If the Spurs know that they’ll get these versions of Kawhi and Parker in the playoffs, Golden State just might have to play a Game 7 (in a best-case scenario for the Dubs).
Ultimately, what SHOULD these teams take away from the game? Cleveland ought to be a little concerned about its bench, which was outscored by a 35-12 margin, but the Cavs know that this deficiency is not likely to be a problem until the Finals. What’s of greater concern is Kevin Love’s defense. It’s too easy for skilled opposing players to establish position against Love and get the kinds of shots they want. That could pose problems, and David Blatt needs to be able (and ready) to implement a defensive plan which can minimize that deficiency.
Another concern for the Cavs is that J.R. Smith — who scored 10 quick points but then tallied only seven over the final three quarters — will continue to blow hot and cold. He did come through in the East playoffs last season, but he just as clearly shot the Cavs out of the Finals. He is, one could very realistically argue, the non-LeBron Cleveland player who — if great — ensures victory for the Cavs more than any other. He is also the non-Bron Cav who — if off his game — most likely ensures defeat if King James and Kyrie aren’t at their best. That’s a somewhat tenuous position for the Cavs, but in the grand scheme of things, their assortment of role players — with Iman Shumpert, Matthew Dellavedova (who has been superb this season), and Timofey Mozgov — offer more than enough defense and rebounding to knit the team together.

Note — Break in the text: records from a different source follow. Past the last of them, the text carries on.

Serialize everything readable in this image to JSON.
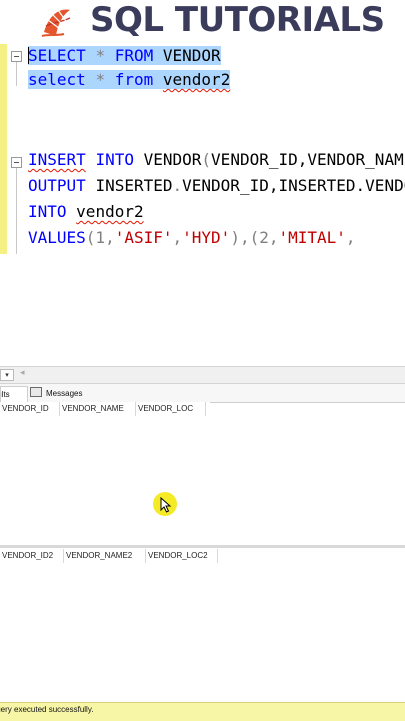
{
  "banner": {
    "title": "SQL TUTORIALS",
    "logo_icon": "sql-server-logo-icon"
  },
  "editor": {
    "line1": {
      "k1": "SELECT",
      "star": "*",
      "k2": "FROM",
      "t": "VENDOR"
    },
    "line2": {
      "k1": "select",
      "star": "*",
      "k2": "from",
      "t": "vendor2"
    },
    "line3": {
      "k1": "INSERT",
      "k2": "INTO",
      "t": "VENDOR",
      "p1": "(",
      "cols": "VENDOR_ID,VENDOR_NAME,VENDOR_LOC",
      "p2": ")"
    },
    "line4": {
      "k1": "OUTPUT",
      "t": "INSERTED",
      "dot": ".",
      "c": "VENDOR_ID",
      "rest": ",INSERTED.VENDOR_NAME,INSERTED.VENDOR_LOC"
    },
    "line5": {
      "k1": "INTO",
      "t": "vendor2"
    },
    "line6": {
      "k1": "VALUES",
      "a": "(1,",
      "s1": "'ASIF'",
      "b": ",",
      "s2": "'HYD'",
      "c": "),(2,",
      "s3": "'MITAL'",
      "d": ","
    }
  },
  "results": {
    "zoom": "▾",
    "tab_results": "Results",
    "tab_messages": "Messages",
    "grid1_columns": [
      "VENDOR_ID",
      "VENDOR_NAME",
      "VENDOR_LOC"
    ],
    "grid2_columns": [
      "VENDOR_ID2",
      "VENDOR_NAME2",
      "VENDOR_LOC2"
    ]
  },
  "status": {
    "text": "Query executed successfully."
  },
  "colors": {
    "keyword": "#0000ff",
    "string": "#c00000",
    "selection": "#add6ff",
    "status": "#f7f5a6"
  }
}
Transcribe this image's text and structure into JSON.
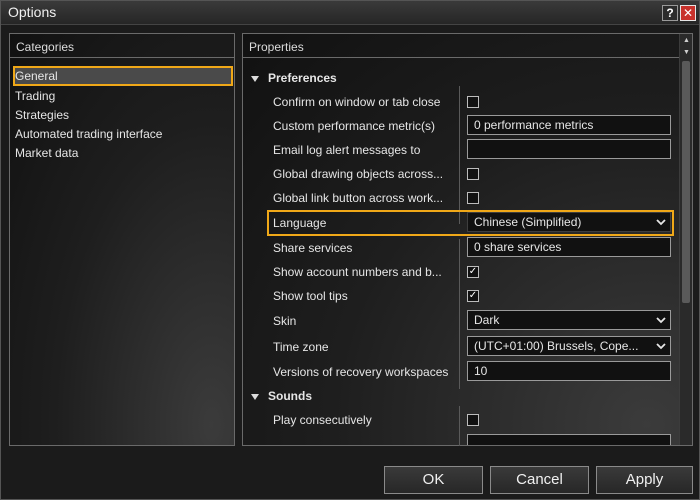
{
  "window": {
    "title": "Options",
    "help_label": "?",
    "close_label": "✕"
  },
  "categories": {
    "header": "Categories",
    "items": [
      {
        "label": "General",
        "selected": true
      },
      {
        "label": "Trading"
      },
      {
        "label": "Strategies"
      },
      {
        "label": "Automated trading interface"
      },
      {
        "label": "Market data"
      }
    ]
  },
  "properties": {
    "header": "Properties",
    "sections": [
      {
        "label": "Preferences"
      },
      {
        "label": "Sounds"
      }
    ],
    "rows": [
      {
        "label": "Confirm on window or tab close",
        "type": "checkbox",
        "checked": false
      },
      {
        "label": "Custom performance metric(s)",
        "type": "text",
        "value": "0 performance metrics"
      },
      {
        "label": "Email log alert messages to",
        "type": "text",
        "value": ""
      },
      {
        "label": "Global drawing objects across...",
        "type": "checkbox",
        "checked": false
      },
      {
        "label": "Global link button across work...",
        "type": "checkbox",
        "checked": false
      },
      {
        "label": "Language",
        "type": "select",
        "value": "Chinese (Simplified)",
        "highlighted": true
      },
      {
        "label": "Share services",
        "type": "text",
        "value": "0 share services"
      },
      {
        "label": "Show account numbers and b...",
        "type": "checkbox",
        "checked": true
      },
      {
        "label": "Show tool tips",
        "type": "checkbox",
        "checked": true
      },
      {
        "label": "Skin",
        "type": "select",
        "value": "Dark"
      },
      {
        "label": "Time zone",
        "type": "select",
        "value": "(UTC+01:00) Brussels, Cope..."
      },
      {
        "label": "Versions of recovery workspaces",
        "type": "text",
        "value": "10"
      },
      {
        "label": "Play consecutively",
        "type": "checkbox",
        "checked": false
      }
    ]
  },
  "footer": {
    "ok_label": "OK",
    "cancel_label": "Cancel",
    "apply_label": "Apply"
  },
  "colors": {
    "highlight": "#f0a818",
    "background": "#1b1b1b",
    "close_button": "#c8322c"
  }
}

There’s just not enough reason for Cleveland fans to be concerned in the aftermath of this game.
For San Antonio, the biggest point of worry is similar to what the Cavs might see with J.R.
Danny Green, if he could ever fix his broken jump shot, would make San Antonio 300 times more difficult to defeat. Green shot the lights out in the 2013 NBA Finals — he would have been the MVP of the series had the Spurs won in six games. He then helped San Antonio win the 2014 title with his trusty three-ball. The diminishment of his shooting rates as a surprise in this larger context. That he shot poorly on Thursday is no surprise, given his lack of shooting form during the current season. San Antonio gets a good defensive effort from Green, but the Spurs will need that jumper to be repaired if they want to go all the way.

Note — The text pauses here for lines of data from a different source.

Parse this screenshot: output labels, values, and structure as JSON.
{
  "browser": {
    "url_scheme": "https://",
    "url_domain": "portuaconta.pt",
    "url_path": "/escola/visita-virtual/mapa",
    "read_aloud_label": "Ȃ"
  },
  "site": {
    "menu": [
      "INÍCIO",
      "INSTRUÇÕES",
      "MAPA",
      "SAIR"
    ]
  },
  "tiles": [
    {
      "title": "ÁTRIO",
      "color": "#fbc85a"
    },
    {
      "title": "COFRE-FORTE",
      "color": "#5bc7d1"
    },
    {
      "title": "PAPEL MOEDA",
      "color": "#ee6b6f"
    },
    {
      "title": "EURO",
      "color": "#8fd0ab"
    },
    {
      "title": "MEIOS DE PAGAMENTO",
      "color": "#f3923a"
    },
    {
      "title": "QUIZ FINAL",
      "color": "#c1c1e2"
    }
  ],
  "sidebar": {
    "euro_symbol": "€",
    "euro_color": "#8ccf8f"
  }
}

Beyond that, there’s not too much else to complain about.
Aldridge did get that late offensive rebound, but he was off the mark in this game. David West was huge off the bench with 13 points, hitting some of the mid-range jumpers Aldridge is supposed to hit. Right now, San Antonio can say that “it was only one night,” but as the season moves along, LMA’s jumper can’t be “MIA” against high-level opponents.

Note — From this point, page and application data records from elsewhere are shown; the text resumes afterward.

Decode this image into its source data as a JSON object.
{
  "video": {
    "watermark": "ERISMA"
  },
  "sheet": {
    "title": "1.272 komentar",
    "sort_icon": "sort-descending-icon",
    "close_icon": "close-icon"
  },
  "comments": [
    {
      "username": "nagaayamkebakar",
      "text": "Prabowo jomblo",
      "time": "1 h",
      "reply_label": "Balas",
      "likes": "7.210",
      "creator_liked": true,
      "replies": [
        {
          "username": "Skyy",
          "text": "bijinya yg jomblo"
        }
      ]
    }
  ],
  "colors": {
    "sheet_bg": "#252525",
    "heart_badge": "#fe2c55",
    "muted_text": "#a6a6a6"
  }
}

The big reason why San Antonio should be happy with this game is that its bench was so formidable. West provided a game-altering performance. Patty Mills and Manu Ginobili made important contributions as well. What’s scary for the rest of the league, and reassuring for the Spurs, is that outside of Parker (11-for-18) and West (5-for-7), San Antonio hit just 38 percent of its field goals (22-for-58). Ginobili missed the most open threes you’ll ever see. Aldridge and Duncan couldn’t get a lot of quality shots to drop, and as mentioned earlier, Green’s shot is broken. He was all alone on a number of three-point looks, yet missed badly.
No matter — the Spurs still prevailed. They committed only 11 turnovers and shot twice as many foul shots (22 to 11). Everything about this game other than shooting was right where the Spurs wanted it. If they bring a more accurate shooting touch to the playoffs, while keeping everything else from Thursday night in place, they’ll have a great chance of staging a June reunion with the team they just defeated by four points.